Today’s announcement increases this stealth tax from 10% to 12% from 1st June 2017. This increases the cost of running your business and making sure it’s appropriately covered. 

VAT Flat Rate Scheme

A new 16.5% rate comes into force 1st April 2017 for businesses with limited costs, such as consultants, professional service firms and contractors.  This means that these businesses overall cost burden will increase.

Corporation Tax

The Chancellor committed to follow the business tax roadmap previously announced by George Osborne by confirming Corporation Tax would continue to fall to 17% by 2020.  This gives UK SMEs a degree of certainty and confidence over the next few years.  

It also maintains the UK position as the lowest Corporation tax rate in the EU, other than Ireland and helps maintain the attractiveness of Britain as a low tax economy.  This is important in the context of the USA proposals to reduce their Corporation Tax from 35% to 15%.  Once Britain has exited the EU, there may be more flexibility to reduce Corporation tax further to maintain UK competitiveness.


Employing People

Salary Sacrifice

Salary sacrifice options will be restricted to Government approved expenses such as Pensions, Childcare, Cycle to Work Scheme and Ultra Low Emission Cars.  This gives business owners less flexibility in remunerating and incentivising key employees in order to retain them and will likely result in businesses having to pay higher salaries to staff in order for them to maintain their standard of living.

National Living Wage

From April next year, the National Living Wage will rise from £7.20 to £7.50.  The Chancellor has once again increased employment costs for SME businesses. 

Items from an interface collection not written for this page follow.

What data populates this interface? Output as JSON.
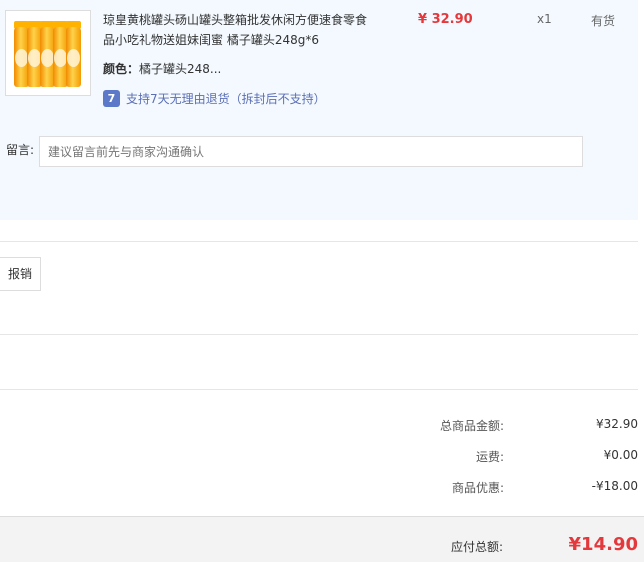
{
  "product": {
    "title": "琼皇黄桃罐头砀山罐头整箱批发休闲方便速食零食品小吃礼物送姐妹闺蜜 橘子罐头248g*6",
    "price": "¥ 32.90",
    "quantity": "x1",
    "stock": "有货",
    "color_label": "颜色：",
    "color_value": "橘子罐头248...",
    "return_icon": "7",
    "return_text": "支持7天无理由退货（拆封后不支持）"
  },
  "message": {
    "label": "留言:",
    "placeholder": "建议留言前先与商家沟通确认"
  },
  "reimbursement": {
    "button_label": "报销"
  },
  "summary": {
    "goods_total_label": "总商品金额:",
    "goods_total_value": "¥32.90",
    "shipping_label": "运费:",
    "shipping_value": "¥0.00",
    "discount_label": "商品优惠:",
    "discount_value": "-¥18.00"
  },
  "total": {
    "label": "应付总额:",
    "value": "¥14.90"
  },
  "colors": {
    "accent_red": "#e4393c",
    "order_bg": "#f3f9fe",
    "return_blue": "#5c79c9"
  }
}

National Insurance

Today the Chancellor announced an alignment of National Insurance Contributions for both employers and employees.  From April 2017 the NI threshold will be £157 per week.  There will be no cost to employees but this again means more costs for businesses of £7.18 per annum per employee. 



Research & Development

Funding for Research & Development will be increased by an extra £2bn up to 2021.  This funding will be available for both universities and businesses and will apply to projects such as robotics, artificial intelligence and industrial bio technology.

To ensure the UK tax system is strongly pro innovation, the Government will also review the tax environment for R & D to look at ways to build on the introduction of the above the line R & D tax credits.  Our experience from our client base is that this is a very valuable relief for innovative small businesses and any improvement in this is good news for businesses.


The Chancellor announced doubling support for exporting as the government looks to make it easier for British companies to trade abroad. This extends the export credit guarantee and increases the pre-approved currencies for which UK Export Finance offers support from 10 to 40.   It looks like the Chancellor is hoping more economic support will get businesses shipping around the world. Although these are positive changes, business owners still need to be aware of how to access this support.


With uncertainty around Brexit, it seems that the Chancellor is trying to build in maximum flexibility to be in a position to react to anything that occurs from the uncertainty that this presents.  He seems to have delivered a ‘Steady as You Go’ statement and with his announcement of future Autumn Budgets and less changes in the new Spring statement, Philip Hammond seems to be doing less ‘tinkering’ to enable businesses to get on with doing business.